The Doner Kebap became famous and popular worldwide, thus the reason why Kebab became so popular worldwide. Doner Kebap means literally rotating kebap in Turkish. It is made with sliced lamb, beef, or chicken, slowly roasted on a vertical rotating spit. It is considered the original dish to other very popular similar ones, such as the Middle Eastern shawarma, Mexican tacos al pastor, and Greek gyros. The German-style döner kebab sandwich was invented by Turkish immigrants in Berlin in the 1970s, and ultimately became one of the most popular dishes in the world.
I’ll honest here, when we were first researching what is Turkey famous for, we were surprised to find that Turkish soap operas were so famous and popular. We had never heard of them before, though, it seems that they are very popular in some countries, particularly other Muslim countries but also parts of Europe, China, and India.

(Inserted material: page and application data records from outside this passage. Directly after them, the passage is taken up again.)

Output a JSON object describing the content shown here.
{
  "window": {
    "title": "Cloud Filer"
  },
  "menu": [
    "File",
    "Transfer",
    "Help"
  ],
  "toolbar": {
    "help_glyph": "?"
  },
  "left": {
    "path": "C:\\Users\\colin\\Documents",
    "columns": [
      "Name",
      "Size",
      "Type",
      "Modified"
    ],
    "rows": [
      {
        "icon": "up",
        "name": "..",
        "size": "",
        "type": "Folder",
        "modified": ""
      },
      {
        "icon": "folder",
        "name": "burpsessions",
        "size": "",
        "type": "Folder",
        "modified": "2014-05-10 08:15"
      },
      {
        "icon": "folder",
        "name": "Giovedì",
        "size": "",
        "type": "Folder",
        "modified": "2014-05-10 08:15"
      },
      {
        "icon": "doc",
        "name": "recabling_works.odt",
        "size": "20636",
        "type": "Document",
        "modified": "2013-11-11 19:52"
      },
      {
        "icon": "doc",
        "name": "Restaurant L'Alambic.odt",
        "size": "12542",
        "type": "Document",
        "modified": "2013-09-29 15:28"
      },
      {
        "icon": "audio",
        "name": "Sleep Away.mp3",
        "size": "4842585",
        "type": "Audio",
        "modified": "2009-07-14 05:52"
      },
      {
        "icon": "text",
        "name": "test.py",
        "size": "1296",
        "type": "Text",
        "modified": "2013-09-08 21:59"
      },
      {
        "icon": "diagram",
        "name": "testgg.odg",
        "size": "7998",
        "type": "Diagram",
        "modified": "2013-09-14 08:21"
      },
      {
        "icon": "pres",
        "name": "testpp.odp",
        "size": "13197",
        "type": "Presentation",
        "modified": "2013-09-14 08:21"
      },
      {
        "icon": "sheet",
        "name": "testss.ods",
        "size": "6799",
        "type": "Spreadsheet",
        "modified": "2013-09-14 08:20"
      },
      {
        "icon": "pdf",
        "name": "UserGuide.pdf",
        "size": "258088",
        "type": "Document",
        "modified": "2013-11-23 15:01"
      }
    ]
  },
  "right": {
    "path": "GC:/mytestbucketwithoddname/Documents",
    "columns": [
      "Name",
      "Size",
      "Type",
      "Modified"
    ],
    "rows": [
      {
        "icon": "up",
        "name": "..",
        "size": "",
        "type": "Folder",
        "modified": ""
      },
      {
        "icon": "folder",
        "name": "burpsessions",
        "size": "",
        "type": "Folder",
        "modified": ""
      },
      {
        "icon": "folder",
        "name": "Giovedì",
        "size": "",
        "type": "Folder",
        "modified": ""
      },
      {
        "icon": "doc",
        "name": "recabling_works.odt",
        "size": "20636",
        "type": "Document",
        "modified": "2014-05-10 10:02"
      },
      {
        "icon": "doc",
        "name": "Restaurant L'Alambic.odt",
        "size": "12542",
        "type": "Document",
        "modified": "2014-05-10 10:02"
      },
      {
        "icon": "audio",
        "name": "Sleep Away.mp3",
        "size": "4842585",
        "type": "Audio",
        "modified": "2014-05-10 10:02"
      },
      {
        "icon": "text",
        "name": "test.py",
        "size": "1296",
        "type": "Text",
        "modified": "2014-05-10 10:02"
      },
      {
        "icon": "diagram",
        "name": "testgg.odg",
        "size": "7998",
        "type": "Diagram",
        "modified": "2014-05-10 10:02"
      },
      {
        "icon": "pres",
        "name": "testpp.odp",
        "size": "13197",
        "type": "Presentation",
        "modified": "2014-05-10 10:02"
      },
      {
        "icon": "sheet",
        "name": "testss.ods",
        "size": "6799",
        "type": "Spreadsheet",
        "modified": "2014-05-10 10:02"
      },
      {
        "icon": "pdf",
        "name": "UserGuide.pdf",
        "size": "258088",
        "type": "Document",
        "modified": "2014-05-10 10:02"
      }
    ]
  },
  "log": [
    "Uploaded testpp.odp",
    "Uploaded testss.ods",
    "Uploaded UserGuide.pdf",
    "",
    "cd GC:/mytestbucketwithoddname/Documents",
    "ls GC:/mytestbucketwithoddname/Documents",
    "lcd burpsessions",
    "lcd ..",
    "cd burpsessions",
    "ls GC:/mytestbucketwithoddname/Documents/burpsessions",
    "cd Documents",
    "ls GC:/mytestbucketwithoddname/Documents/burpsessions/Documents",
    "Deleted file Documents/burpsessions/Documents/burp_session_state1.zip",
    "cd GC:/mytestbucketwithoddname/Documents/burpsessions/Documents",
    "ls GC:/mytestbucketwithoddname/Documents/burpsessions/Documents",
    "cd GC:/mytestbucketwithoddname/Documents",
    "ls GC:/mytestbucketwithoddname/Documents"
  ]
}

As we do enjoy watching tv from different countries, we will have to give a try to Turkish Soap Operas! If they are as entertaining as K-dramas, it will be a blast!
Hair Transplants and Dental Work
Hair transplants and dental work? Yes, that’s one rather surprising thing Turkey is famous for, but Turkey is investing in its health tourism industry. Hair transplants and dental work are very popular, but other cosmetic surgeries are also available.
The main reason for this popularity is the competitive price. A dental work in Turkey may cost 3, 5, 10 times less than in the UK or US. The reason is professionalism of medical staff and top-notch health centers. Note that we aren’t advocating for (or against) this kind of tourism, but that it is popular and a possibility for anyone.
Hair transplants and dental work may not be the first tourist attraction in Turkey, but they are important for the tourism industry as a whole. Turkey expects to have about 1.5M million medical tourists by 2023, and estimates to earn about 10 billion USD from it. So, it’s a big business.
On the other hand, if you happen to notice a few people with a band on their head while exploring Ankara, or Istanbul, now you know why…